The cause may be low oxygen. Strokes and atrial fibrillation -- a fast, fluttering heartbeat -- are also linked with the condition.
3. Heart failure. If you have OSA, you could also get what’s called pulmonary hypertension or right-sided heart failure (RHF). This happens when your right ventricle is too weak to pump enough blood to your lungs. So the blood builds up in your veins, and fluid is pushed back into tissue, causing swelling. One symptom of right-sided heart failure is swelling in your feet, ankles, and legs. RHF can lead to congestive heart failure.
4. Stroke. Because OSA can reduce the blood flow to your brain, it puts you at an increased risk for what’s called an ischemic stroke. This happens when a blood vessel to the brain is blocked. Possible reasons for this include reduced blood flow to the brain and that the body is not getting enough oxygen.
People are up to 25% more likely to have these types of strokes while sleeping, because they happen very early in the morning, during REM sleep.
Obesity raises a person’s risk for both disorders. Although studies haven’t shown a cause-and-effect link between sleep apnea and type 2 diabetes, not getting enough shut-eye can keep your body from using insulin properly, which leads to diabetes.
6. Weight gain. Extra pounds raise your chances of getting sleep apnea, and the condition also makes it harder to slim down. Experts think obesity may be a big reason for substantially increased OSA cases in the last 2 decades.
What happens when you’reoverweight? You can have fatty deposits in your neck that block breathing at night. On the flip side, sleep apnea can make your body release more of the hormone ghrelin, which makes you crave carbs and sweets. And when you're tired all the time, you might not be able to turn the food you eat into energy as efficiently, which can lead to weight gain.
The good news? Treatment for OSA can make you feel better, with more energy for exercise and other activities. This can help you lose weight, which can help with your sleep apnea. The most common treatment for OSA is CPAP therapy, or continuous positive airway Pressure. A CPAP machine is used along with a mask or nosepiece to provide constant, steady air pressure.
Metabolic syndrome can make you more likely to get heart disease, diabetes, or stroke, so it’s important to talk to your doctor about treatment and healthy lifestyle changes.

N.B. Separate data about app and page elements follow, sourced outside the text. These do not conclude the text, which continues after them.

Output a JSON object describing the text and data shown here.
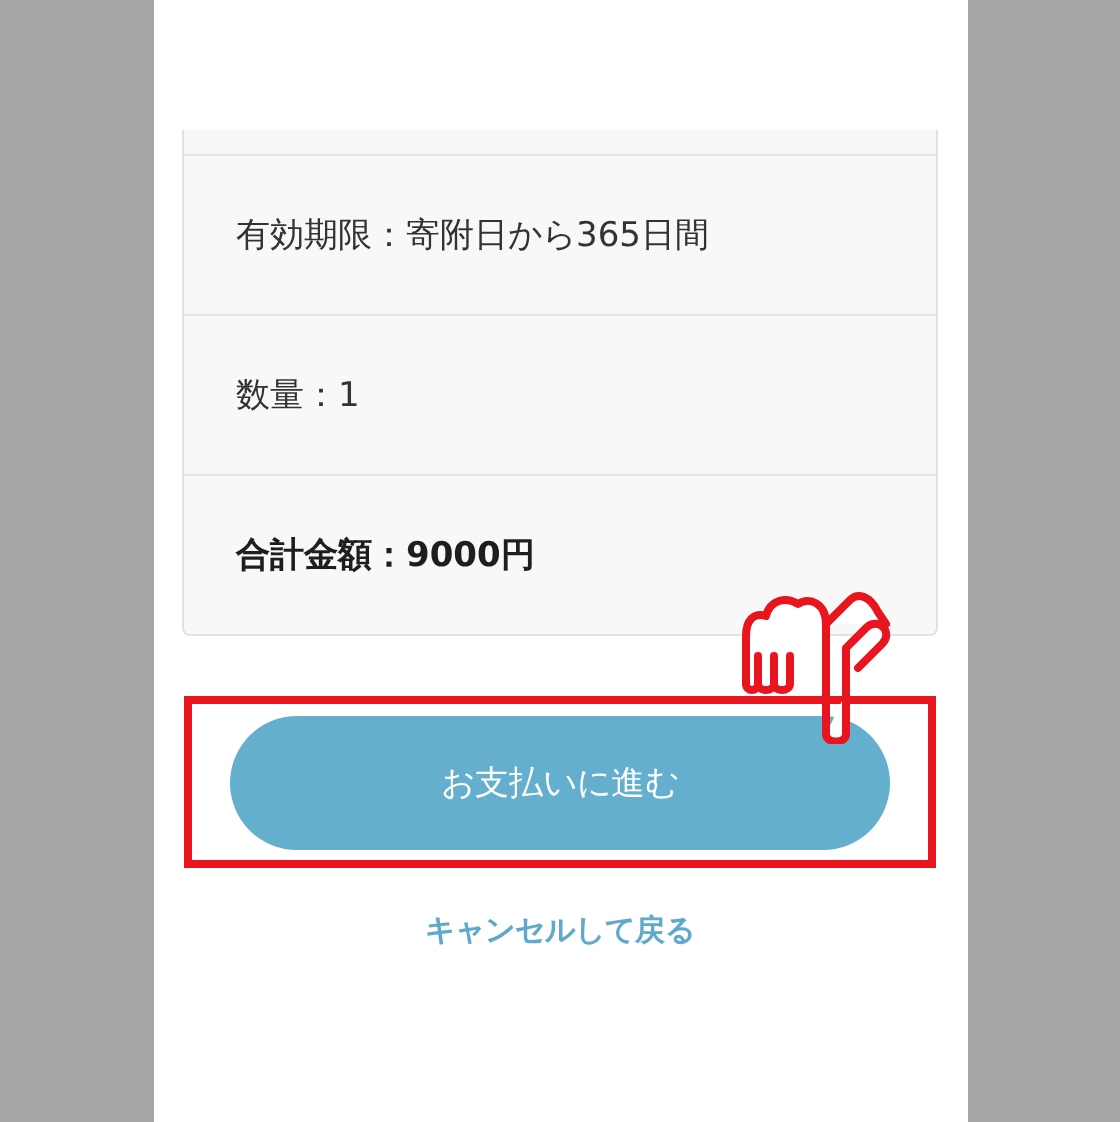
{
  "details": [
    {
      "kind": "plain",
      "text": "有効期限：寄附日から365日間"
    },
    {
      "kind": "plain",
      "text": "数量：1"
    },
    {
      "kind": "total",
      "text": "合計金額：9000円"
    }
  ],
  "pay_button": {
    "label": "お支払いに進む"
  },
  "cancel_link": {
    "label": "キャンセルして戻る"
  }
}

9. Acid reflux. There’s no proof that sleep apnea causes this kind of heartburn, but many people say it’s a problem. Treating reflux seems to improve apnea symptoms for some people, and treating OSA helps symptoms of reflux, sleep doctors say.
10. Brain fog. If you are feeling distracted, forgetful, slow to react, and your thinking is muddled, you may have brain fog. Those feelings go hand-in-hand with untreated sleep apnea. A 2011 study found that you can improve your memory, attention, and critical thinking after 3 months of CPAP therapy for OSA.
11. Daytime sleepiness. The sun’s up, yet you feel tired. That’s a common symptom of OSA. It can take a toll on everything from your mood to how clearly you think. Getting treatment for sleep apnea can improve your shut-eye and help you feel less fatigued during the day.
12. Car accidents. When you feel groggy, you raise your risk of falling asleep at the wheel. People with sleep apnea are up to five times more likely than normal sleepers to have traffic accidents.
13. Memory loss. Some older people have more memory slips or thinking problems than other folks their age. Doctors call this mild cognitive impairment (MCI). The symptoms aren’t as severe as dementia, and not everyone with MCI goes on to get dementia. Research suggests that memory slips from MCI might show up sooner when someone has a “sleep-disordered breathing” condition like obstructive sleep apnea. Getting treatment for OSA might delay memory troubles from getting worse, though.
14. Depression. Poor sleep might make you more likely to get depressed. And depression may raise your chances of getting worse shut-eye. If you have OSA and you’ve been feeling sad for a while, talk to your doctor. They can give you treatments that lift your mood and improve your ZZZs.